Guidelines and Rules
Green motoring and environmental issues are at the centre of most governments and regulatory bodies – so, expect continuation of tighter guidelines and higher expectations from automobiles. Currently, opinions are that the end is nigh for small cars with diesel engines thanks to emission standards being brought in by the EU in 2014. These strict guidelines for diesel are only the beginning and most manufacturers will have to reduce CO2 output levels to remarkably low levels to meet standards by 2019, according to directives. Many it seems, plan to continue to use internal combustion in the short-medium term, though perhaps with the use of other technologies too.
Hybrid and Electric
It seems that hybrid and electric vehicles will become increasingly commonplace. Though many manufacturers won’t make the change to electric only, it seems that the mix of electric and petrol will be quite common. This technology is set to fall in price and also become increasingly efficient, meaning battery life may soon not be a concern for those car leasing or driving bought cars over long journeys.
One of the ways to achieve increased efficiency will be through the use of lighter materials that will provide both strength and beauty. These materials will allow for greener and more sustainable motoring. In the near future, expect a move away from the traditional metals of today and towards carbon fibres and high tech metals.
Cars will also become increasingly recyclable and the notion of a scrap yard will be pushed to the past. Though we often only think of automobiles and their environmental impact in motoring terms, the leftovers also cause issues for the world. Cars such as Honda’s Extreme which is completely recyclable and VW’s Nanospyder which can be recycled, assembled and reassembled on a microscopic level are the future.
Of course, we’ll also continue to look for alternative fuels. Currently ethanol and biofuels fly the flag for alternative fuels, though these still pose long term problems. However, there is much research into the hydrogen fuel cell and other long term answers that would allow us to extract energy without causing pollution. Acura’s FX 2020 LeMans holds out the hope that within the end of this decade a hydrogen cell run car will be tested at LeMans. Their belief is so strong that the car, made of recyclable materials, has already been designed, even if the tech hasn’t.

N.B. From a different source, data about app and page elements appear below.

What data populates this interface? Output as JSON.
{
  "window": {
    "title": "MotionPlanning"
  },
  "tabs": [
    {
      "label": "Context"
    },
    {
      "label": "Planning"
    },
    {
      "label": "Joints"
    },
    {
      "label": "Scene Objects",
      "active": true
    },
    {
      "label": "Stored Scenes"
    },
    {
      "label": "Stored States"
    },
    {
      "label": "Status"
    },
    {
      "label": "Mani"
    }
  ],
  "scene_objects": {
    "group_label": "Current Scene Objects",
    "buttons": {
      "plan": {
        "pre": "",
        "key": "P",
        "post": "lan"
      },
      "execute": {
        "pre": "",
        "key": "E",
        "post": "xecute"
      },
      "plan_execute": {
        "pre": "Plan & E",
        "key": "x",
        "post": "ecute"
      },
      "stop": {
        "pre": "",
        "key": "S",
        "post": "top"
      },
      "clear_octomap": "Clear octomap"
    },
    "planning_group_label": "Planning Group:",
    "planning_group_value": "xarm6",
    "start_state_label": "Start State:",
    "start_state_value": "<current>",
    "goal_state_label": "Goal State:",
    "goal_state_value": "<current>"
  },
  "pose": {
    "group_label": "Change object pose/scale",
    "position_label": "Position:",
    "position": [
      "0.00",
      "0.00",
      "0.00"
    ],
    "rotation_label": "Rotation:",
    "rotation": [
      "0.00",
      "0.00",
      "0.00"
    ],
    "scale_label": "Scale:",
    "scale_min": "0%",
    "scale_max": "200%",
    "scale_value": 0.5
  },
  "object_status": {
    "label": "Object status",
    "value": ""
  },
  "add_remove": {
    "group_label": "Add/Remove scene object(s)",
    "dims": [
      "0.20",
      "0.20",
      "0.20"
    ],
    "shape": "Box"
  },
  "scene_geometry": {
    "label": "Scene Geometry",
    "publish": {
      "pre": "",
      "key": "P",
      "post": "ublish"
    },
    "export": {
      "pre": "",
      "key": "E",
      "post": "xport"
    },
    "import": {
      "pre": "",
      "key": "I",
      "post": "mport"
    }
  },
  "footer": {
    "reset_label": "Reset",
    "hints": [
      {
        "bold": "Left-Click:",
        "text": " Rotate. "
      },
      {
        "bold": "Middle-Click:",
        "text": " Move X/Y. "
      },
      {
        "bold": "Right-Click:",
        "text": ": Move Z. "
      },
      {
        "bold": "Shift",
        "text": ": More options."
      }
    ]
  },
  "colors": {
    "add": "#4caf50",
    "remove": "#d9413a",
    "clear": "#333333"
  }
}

About the author: Cormac Reynolds writes for First Car Leasing a UK contract hire company.